Print each entry below precisely as it reads.

Data extracts START

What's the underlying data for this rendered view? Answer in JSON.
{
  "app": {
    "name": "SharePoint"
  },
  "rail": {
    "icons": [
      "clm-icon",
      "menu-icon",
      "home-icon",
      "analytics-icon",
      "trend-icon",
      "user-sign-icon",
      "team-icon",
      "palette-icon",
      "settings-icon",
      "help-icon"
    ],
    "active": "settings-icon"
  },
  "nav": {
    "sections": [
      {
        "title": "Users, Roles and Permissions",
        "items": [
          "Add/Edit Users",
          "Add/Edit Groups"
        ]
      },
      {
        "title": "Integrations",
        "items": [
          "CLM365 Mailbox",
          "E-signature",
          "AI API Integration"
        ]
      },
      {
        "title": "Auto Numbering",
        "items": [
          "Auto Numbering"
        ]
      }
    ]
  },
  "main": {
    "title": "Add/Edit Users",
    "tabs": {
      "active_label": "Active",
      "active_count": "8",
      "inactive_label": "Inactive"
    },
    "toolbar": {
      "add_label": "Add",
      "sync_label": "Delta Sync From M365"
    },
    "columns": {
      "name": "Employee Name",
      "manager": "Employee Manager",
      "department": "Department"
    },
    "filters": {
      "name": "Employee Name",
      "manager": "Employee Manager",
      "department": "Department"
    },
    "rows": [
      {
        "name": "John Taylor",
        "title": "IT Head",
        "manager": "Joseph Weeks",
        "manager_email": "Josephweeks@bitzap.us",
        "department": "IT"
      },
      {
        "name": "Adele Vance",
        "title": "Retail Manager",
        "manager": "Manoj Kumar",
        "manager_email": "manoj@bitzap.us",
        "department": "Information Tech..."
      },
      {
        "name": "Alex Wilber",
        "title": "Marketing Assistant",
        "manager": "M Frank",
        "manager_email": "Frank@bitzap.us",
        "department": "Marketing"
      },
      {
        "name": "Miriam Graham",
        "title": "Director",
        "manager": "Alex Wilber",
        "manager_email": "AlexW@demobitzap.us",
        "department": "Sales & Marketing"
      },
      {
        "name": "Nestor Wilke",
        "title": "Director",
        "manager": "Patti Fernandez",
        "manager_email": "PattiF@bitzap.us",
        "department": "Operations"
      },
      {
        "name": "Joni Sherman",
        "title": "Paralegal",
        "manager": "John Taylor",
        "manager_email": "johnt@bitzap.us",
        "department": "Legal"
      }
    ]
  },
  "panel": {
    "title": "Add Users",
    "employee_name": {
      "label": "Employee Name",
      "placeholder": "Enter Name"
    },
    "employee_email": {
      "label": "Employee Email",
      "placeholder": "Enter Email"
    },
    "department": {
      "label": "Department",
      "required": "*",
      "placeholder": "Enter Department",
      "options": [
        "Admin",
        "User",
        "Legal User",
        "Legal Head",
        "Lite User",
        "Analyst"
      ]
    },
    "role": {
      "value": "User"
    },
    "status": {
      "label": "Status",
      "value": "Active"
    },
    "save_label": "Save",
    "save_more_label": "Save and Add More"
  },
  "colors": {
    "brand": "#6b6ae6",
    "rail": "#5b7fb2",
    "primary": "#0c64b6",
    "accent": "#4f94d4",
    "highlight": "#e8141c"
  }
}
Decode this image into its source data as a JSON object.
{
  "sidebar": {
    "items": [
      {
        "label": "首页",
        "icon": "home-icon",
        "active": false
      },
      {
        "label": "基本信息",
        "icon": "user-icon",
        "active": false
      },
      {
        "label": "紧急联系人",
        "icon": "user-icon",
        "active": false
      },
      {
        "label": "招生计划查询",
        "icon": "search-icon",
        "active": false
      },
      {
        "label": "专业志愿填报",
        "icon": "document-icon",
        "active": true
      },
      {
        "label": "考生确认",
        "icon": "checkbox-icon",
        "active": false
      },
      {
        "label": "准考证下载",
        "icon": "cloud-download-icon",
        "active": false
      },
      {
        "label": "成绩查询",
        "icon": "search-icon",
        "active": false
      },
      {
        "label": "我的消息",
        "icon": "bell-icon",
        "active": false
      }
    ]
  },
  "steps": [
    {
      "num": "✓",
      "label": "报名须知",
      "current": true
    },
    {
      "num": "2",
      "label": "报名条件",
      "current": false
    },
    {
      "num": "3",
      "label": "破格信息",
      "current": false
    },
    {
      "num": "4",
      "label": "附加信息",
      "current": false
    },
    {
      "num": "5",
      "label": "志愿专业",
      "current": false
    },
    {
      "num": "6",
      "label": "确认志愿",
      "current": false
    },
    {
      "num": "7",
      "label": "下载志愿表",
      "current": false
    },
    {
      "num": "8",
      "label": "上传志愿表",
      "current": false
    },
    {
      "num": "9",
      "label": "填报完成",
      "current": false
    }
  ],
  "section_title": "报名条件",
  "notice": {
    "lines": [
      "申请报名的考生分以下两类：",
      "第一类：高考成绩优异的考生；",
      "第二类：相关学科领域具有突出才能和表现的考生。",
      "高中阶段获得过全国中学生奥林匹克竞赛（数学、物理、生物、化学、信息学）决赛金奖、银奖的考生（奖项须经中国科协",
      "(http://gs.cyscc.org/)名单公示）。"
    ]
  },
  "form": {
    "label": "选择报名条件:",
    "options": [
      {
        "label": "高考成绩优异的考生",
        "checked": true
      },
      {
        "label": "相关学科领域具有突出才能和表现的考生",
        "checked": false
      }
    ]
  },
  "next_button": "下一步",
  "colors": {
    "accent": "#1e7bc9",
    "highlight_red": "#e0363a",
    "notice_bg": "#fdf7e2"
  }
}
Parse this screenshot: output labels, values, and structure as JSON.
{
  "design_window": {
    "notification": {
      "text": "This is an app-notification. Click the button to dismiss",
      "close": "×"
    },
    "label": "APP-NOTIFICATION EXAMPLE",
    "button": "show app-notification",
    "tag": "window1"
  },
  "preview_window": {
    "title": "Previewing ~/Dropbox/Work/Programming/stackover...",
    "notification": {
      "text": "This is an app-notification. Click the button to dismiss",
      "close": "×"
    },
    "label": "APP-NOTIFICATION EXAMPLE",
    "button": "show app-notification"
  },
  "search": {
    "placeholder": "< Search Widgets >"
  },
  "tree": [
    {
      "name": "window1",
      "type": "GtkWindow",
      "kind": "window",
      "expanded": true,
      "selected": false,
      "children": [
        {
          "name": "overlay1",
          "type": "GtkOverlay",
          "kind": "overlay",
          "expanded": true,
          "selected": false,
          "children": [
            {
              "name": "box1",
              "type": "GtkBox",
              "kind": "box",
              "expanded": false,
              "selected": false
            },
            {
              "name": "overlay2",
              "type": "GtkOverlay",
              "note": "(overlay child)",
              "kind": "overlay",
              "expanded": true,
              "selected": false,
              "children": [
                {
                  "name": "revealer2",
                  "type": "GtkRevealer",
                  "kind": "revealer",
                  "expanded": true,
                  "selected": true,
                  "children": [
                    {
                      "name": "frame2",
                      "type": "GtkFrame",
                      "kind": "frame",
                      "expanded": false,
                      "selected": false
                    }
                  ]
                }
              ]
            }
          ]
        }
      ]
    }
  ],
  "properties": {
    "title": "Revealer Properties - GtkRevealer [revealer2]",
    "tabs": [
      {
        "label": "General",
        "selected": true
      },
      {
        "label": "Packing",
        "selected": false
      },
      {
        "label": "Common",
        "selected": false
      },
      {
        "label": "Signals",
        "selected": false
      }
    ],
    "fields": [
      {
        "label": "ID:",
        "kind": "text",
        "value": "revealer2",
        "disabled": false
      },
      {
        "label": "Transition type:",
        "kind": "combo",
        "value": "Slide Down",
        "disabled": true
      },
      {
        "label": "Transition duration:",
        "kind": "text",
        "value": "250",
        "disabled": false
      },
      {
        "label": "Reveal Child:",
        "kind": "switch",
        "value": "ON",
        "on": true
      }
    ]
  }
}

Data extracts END

-- Problem solution --
What's the underlying data for this rendered view? Answer in JSON.
{
  "app": {
    "name": "SharePoint"
  },
  "rail": {
    "icons": [
      "clm-icon",
      "menu-icon",
      "home-icon",
      "analytics-icon",
      "trend-icon",
      "user-sign-icon",
      "team-icon",
      "palette-icon",
      "settings-icon",
      "help-icon"
    ],
    "active": "settings-icon"
  },
  "nav": {
    "sections": [
      {
        "title": "Users, Roles and Permissions",
        "items": [
          "Add/Edit Users",
          "Add/Edit Groups"
        ]
      },
      {
        "title": "Integrations",
        "items": [
          "CLM365 Mailbox",
          "E-signature",
          "AI API Integration"
        ]
      },
      {
        "title": "Auto Numbering",
        "items": [
          "Auto Numbering"
        ]
      }
    ]
  },
  "main": {
    "title": "Add/Edit Users",
    "tabs": {
      "active_label": "Active",
      "active_count": "8",
      "inactive_label": "Inactive"
    },
    "toolbar": {
      "add_label": "Add",
      "sync_label": "Delta Sync From M365"
    },
    "columns": {
      "name": "Employee Name",
      "manager": "Employee Manager",
      "department": "Department"
    },
    "filters": {
      "name": "Employee Name",
      "manager": "Employee Manager",
      "department": "Department"
    },
    "rows": [
      {
        "name": "John Taylor",
        "title": "IT Head",
        "manager": "Joseph Weeks",
        "manager_email": "Josephweeks@bitzap.us",
        "department": "IT"
      },
      {
        "name": "Adele Vance",
        "title": "Retail Manager",
        "manager": "Manoj Kumar",
        "manager_email": "manoj@bitzap.us",
        "department": "Information Tech..."
      },
      {
        "name": "Alex Wilber",
        "title": "Marketing Assistant",
        "manager": "M Frank",
        "manager_email": "Frank@bitzap.us",
        "department": "Marketing"
      },
      {
        "name": "Miriam Graham",
        "title": "Director",
        "manager": "Alex Wilber",
        "manager_email": "AlexW@demobitzap.us",
        "department": "Sales & Marketing"
      },
      {
        "name": "Nestor Wilke",
        "title": "Director",
        "manager": "Patti Fernandez",
        "manager_email": "PattiF@bitzap.us",
        "department": "Operations"
      },
      {
        "name": "Joni Sherman",
        "title": "Paralegal",
        "manager": "John Taylor",
        "manager_email": "johnt@bitzap.us",
        "department": "Legal"
      }
    ]
  },
  "panel": {
    "title": "Add Users",
    "employee_name": {
      "label": "Employee Name",
      "placeholder": "Enter Name"
    },
    "employee_email": {
      "label": "Employee Email",
      "placeholder": "Enter Email"
    },
    "department": {
      "label": "Department",
      "required": "*",
      "placeholder": "Enter Department",
      "options": [
        "Admin",
        "User",
        "Legal User",
        "Legal Head",
        "Lite User",
        "Analyst"
      ]
    },
    "role": {
      "value": "User"
    },
    "status": {
      "label": "Status",
      "value": "Active"
    },
    "save_label": "Save",
    "save_more_label": "Save and Add More"
  },
  "colors": {
    "brand": "#6b6ae6",
    "rail": "#5b7fb2",
    "primary": "#0c64b6",
    "accent": "#4f94d4",
    "highlight": "#e8141c"
  }
}
Decode this image into its source data as a JSON object.
{
  "sidebar": {
    "items": [
      {
        "label": "首页",
        "icon": "home-icon",
        "active": false
      },
      {
        "label": "基本信息",
        "icon": "user-icon",
        "active": false
      },
      {
        "label": "紧急联系人",
        "icon": "user-icon",
        "active": false
      },
      {
        "label": "招生计划查询",
        "icon": "search-icon",
        "active": false
      },
      {
        "label": "专业志愿填报",
        "icon": "document-icon",
        "active": true
      },
      {
        "label": "考生确认",
        "icon": "checkbox-icon",
        "active": false
      },
      {
        "label": "准考证下载",
        "icon": "cloud-download-icon",
        "active": false
      },
      {
        "label": "成绩查询",
        "icon": "search-icon",
        "active": false
      },
      {
        "label": "我的消息",
        "icon": "bell-icon",
        "active": false
      }
    ]
  },
  "steps": [
    {
      "num": "✓",
      "label": "报名须知",
      "current": true
    },
    {
      "num": "2",
      "label": "报名条件",
      "current": false
    },
    {
      "num": "3",
      "label": "破格信息",
      "current": false
    },
    {
      "num": "4",
      "label": "附加信息",
      "current": false
    },
    {
      "num": "5",
      "label": "志愿专业",
      "current": false
    },
    {
      "num": "6",
      "label": "确认志愿",
      "current": false
    },
    {
      "num": "7",
      "label": "下载志愿表",
      "current": false
    },
    {
      "num": "8",
      "label": "上传志愿表",
      "current": false
    },
    {
      "num": "9",
      "label": "填报完成",
      "current": false
    }
  ],
  "section_title": "报名条件",
  "notice": {
    "lines": [
      "申请报名的考生分以下两类：",
      "第一类：高考成绩优异的考生；",
      "第二类：相关学科领域具有突出才能和表现的考生。",
      "高中阶段获得过全国中学生奥林匹克竞赛（数学、物理、生物、化学、信息学）决赛金奖、银奖的考生（奖项须经中国科协",
      "(http://gs.cyscc.org/)名单公示）。"
    ]
  },
  "form": {
    "label": "选择报名条件:",
    "options": [
      {
        "label": "高考成绩优异的考生",
        "checked": true
      },
      {
        "label": "相关学科领域具有突出才能和表现的考生",
        "checked": false
      }
    ]
  },
  "next_button": "下一步",
  "colors": {
    "accent": "#1e7bc9",
    "highlight_red": "#e0363a",
    "notice_bg": "#fdf7e2"
  }
}
Parse this screenshot: output labels, values, and structure as JSON.
{
  "design_window": {
    "notification": {
      "text": "This is an app-notification. Click the button to dismiss",
      "close": "×"
    },
    "label": "APP-NOTIFICATION EXAMPLE",
    "button": "show app-notification",
    "tag": "window1"
  },
  "preview_window": {
    "title": "Previewing ~/Dropbox/Work/Programming/stackover...",
    "notification": {
      "text": "This is an app-notification. Click the button to dismiss",
      "close": "×"
    },
    "label": "APP-NOTIFICATION EXAMPLE",
    "button": "show app-notification"
  },
  "search": {
    "placeholder": "< Search Widgets >"
  },
  "tree": [
    {
      "name": "window1",
      "type": "GtkWindow",
      "kind": "window",
      "expanded": true,
      "selected": false,
      "children": [
        {
          "name": "overlay1",
          "type": "GtkOverlay",
          "kind": "overlay",
          "expanded": true,
          "selected": false,
          "children": [
            {
              "name": "box1",
              "type": "GtkBox",
              "kind": "box",
              "expanded": false,
              "selected": false
            },
            {
              "name": "overlay2",
              "type": "GtkOverlay",
              "note": "(overlay child)",
              "kind": "overlay",
              "expanded": true,
              "selected": false,
              "children": [
                {
                  "name": "revealer2",
                  "type": "GtkRevealer",
                  "kind": "revealer",
                  "expanded": true,
                  "selected": true,
                  "children": [
                    {
                      "name": "frame2",
                      "type": "GtkFrame",
                      "kind": "frame",
                      "expanded": false,
                      "selected": false
                    }
                  ]
                }
              ]
            }
          ]
        }
      ]
    }
  ],
  "properties": {
    "title": "Revealer Properties - GtkRevealer [revealer2]",
    "tabs": [
      {
        "label": "General",
        "selected": true
      },
      {
        "label": "Packing",
        "selected": false
      },
      {
        "label": "Common",
        "selected": false
      },
      {
        "label": "Signals",
        "selected": false
      }
    ],
    "fields": [
      {
        "label": "ID:",
        "kind": "text",
        "value": "revealer2",
        "disabled": false
      },
      {
        "label": "Transition type:",
        "kind": "combo",
        "value": "Slide Down",
        "disabled": true
      },
      {
        "label": "Transition duration:",
        "kind": "text",
        "value": "250",
        "disabled": false
      },
      {
        "label": "Reveal Child:",
        "kind": "switch",
        "value": "ON",
        "on": true
      }
    ]
  }
}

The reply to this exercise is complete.